### Material supplied
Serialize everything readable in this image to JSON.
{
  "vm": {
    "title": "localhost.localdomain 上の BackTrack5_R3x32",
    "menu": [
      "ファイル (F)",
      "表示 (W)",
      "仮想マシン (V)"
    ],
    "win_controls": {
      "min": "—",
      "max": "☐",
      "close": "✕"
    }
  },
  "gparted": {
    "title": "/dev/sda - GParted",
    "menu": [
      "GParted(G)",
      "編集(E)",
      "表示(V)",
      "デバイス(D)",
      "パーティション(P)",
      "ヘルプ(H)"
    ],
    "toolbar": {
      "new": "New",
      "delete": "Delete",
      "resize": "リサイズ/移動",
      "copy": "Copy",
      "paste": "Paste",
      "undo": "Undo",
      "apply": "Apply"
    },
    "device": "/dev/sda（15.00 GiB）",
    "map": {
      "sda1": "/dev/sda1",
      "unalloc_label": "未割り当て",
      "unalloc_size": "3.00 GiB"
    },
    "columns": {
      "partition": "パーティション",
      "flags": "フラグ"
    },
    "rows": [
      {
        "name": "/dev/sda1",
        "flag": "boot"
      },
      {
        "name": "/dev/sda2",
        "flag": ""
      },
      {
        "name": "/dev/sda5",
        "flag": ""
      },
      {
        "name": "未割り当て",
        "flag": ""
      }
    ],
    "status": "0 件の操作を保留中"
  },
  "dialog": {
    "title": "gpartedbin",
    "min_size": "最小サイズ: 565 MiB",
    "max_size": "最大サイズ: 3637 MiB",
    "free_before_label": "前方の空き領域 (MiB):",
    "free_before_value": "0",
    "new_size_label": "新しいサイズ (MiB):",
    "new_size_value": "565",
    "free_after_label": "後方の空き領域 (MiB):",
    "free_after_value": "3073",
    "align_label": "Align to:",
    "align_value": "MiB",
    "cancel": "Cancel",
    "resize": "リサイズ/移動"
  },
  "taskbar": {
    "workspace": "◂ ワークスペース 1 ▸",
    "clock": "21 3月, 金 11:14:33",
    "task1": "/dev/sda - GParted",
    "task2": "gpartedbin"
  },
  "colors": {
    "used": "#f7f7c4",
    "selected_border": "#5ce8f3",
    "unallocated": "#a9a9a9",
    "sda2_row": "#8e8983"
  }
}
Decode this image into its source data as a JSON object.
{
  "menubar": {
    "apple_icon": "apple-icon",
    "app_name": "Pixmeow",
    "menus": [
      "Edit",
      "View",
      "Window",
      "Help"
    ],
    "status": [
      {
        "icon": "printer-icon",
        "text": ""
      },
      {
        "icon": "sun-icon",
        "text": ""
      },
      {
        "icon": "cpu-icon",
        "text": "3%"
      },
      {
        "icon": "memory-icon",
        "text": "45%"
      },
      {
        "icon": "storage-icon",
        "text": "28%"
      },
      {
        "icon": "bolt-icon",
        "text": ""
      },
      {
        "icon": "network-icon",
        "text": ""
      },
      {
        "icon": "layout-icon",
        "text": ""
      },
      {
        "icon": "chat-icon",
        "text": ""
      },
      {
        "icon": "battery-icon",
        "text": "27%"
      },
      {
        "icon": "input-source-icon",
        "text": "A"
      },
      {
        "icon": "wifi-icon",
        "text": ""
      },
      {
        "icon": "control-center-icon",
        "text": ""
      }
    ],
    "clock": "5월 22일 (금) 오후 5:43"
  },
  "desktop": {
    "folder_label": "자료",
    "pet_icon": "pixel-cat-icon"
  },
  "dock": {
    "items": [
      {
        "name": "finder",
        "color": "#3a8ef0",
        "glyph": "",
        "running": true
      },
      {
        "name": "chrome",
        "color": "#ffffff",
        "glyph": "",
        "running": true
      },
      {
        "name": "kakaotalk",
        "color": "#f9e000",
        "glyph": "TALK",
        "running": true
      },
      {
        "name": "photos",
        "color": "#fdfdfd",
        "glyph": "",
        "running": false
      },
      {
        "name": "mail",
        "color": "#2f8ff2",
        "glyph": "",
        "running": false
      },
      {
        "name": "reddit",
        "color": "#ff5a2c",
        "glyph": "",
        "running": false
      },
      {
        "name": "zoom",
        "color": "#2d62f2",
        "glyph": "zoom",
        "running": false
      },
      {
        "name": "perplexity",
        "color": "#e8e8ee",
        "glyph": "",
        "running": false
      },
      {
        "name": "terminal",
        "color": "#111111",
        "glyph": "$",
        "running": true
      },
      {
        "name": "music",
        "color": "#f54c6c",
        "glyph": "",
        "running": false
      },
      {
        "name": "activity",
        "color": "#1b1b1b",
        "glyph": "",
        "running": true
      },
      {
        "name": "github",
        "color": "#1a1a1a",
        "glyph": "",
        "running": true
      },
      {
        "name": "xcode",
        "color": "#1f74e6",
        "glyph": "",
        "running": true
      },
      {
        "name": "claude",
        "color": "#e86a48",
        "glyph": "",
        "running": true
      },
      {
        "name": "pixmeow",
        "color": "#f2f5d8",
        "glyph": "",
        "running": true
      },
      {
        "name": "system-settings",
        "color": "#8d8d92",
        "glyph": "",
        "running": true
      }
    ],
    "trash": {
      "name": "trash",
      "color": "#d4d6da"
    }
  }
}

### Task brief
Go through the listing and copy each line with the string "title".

### Answer to this task
    "title": "localhost.localdomain 上の BackTrack5_R3x32",
    "title": "/dev/sda - GParted",
    "title": "gpartedbin",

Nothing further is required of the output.